** Items from an interface collection **
********

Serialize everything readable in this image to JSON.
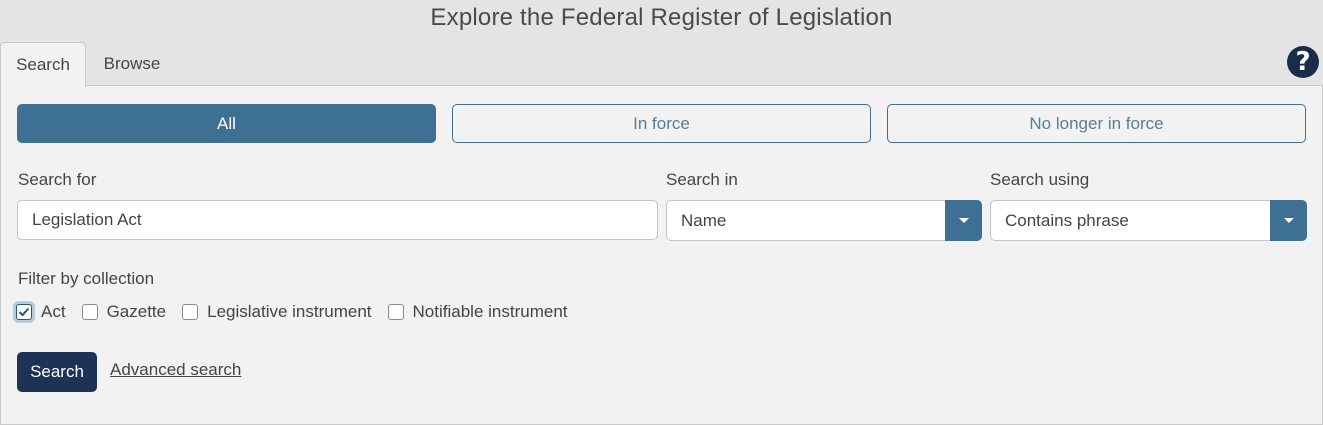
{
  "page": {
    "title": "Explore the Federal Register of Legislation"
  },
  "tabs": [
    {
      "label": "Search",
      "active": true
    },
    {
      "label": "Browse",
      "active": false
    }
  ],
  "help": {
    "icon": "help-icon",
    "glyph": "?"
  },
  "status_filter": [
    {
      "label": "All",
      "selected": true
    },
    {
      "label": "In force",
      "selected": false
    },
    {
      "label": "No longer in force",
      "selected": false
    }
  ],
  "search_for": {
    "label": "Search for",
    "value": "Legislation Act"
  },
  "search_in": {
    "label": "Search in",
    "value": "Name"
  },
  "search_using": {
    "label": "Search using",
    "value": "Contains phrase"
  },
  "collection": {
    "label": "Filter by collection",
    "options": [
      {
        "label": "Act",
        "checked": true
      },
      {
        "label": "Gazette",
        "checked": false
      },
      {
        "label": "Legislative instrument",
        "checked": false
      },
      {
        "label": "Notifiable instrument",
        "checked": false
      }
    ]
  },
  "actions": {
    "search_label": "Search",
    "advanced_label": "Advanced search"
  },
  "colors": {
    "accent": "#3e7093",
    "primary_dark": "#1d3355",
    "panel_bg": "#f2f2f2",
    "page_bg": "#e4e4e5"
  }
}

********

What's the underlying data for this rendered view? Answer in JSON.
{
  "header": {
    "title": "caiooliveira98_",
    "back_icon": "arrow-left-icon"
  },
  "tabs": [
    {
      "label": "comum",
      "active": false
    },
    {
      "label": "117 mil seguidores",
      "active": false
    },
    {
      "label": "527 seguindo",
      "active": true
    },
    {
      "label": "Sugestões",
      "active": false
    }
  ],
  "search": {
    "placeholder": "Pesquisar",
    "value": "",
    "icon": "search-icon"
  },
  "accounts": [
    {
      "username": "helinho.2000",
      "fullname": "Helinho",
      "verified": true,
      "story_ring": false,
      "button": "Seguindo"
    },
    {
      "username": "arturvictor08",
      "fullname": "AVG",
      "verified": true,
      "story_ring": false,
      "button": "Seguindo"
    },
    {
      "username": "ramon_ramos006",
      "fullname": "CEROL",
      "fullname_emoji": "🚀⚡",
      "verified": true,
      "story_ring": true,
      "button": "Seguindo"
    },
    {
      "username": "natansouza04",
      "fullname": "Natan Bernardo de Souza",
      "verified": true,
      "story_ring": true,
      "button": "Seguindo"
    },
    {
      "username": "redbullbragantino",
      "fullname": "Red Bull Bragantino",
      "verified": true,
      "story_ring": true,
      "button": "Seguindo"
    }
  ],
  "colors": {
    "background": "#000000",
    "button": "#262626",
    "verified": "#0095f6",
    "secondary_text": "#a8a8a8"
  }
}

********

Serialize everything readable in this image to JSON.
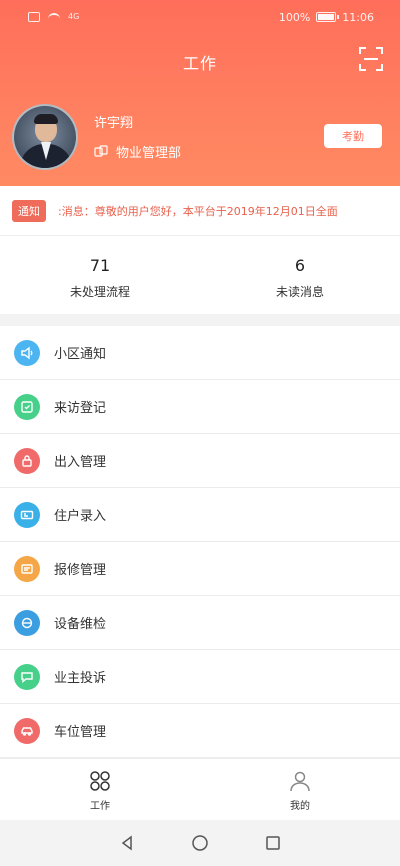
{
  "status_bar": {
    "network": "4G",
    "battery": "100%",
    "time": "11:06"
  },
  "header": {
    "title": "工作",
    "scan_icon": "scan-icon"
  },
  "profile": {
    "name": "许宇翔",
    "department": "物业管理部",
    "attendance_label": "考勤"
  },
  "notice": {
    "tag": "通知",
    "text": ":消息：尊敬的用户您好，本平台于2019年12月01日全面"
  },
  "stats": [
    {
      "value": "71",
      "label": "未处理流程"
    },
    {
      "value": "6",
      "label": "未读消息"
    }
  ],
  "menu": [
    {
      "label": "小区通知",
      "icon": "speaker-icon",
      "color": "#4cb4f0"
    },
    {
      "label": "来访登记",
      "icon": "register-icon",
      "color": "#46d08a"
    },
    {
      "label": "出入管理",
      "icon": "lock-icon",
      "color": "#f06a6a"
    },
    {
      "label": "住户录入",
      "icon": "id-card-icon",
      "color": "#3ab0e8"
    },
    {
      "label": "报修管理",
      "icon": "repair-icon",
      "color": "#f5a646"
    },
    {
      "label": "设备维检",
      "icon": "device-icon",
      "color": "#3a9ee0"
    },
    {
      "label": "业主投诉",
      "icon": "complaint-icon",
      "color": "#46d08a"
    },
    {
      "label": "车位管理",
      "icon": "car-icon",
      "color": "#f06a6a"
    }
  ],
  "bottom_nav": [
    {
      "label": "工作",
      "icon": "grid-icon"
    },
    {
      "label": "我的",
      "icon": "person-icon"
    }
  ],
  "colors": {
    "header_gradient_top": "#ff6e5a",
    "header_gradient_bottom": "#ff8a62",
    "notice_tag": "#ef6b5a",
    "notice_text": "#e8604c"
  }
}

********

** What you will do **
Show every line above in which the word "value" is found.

** Expected output **
    "value": "Legislation Act"
    "value": "Name"
    "value": "Contains phrase"
    "value": "",
      "value": "71",
      "value": "6",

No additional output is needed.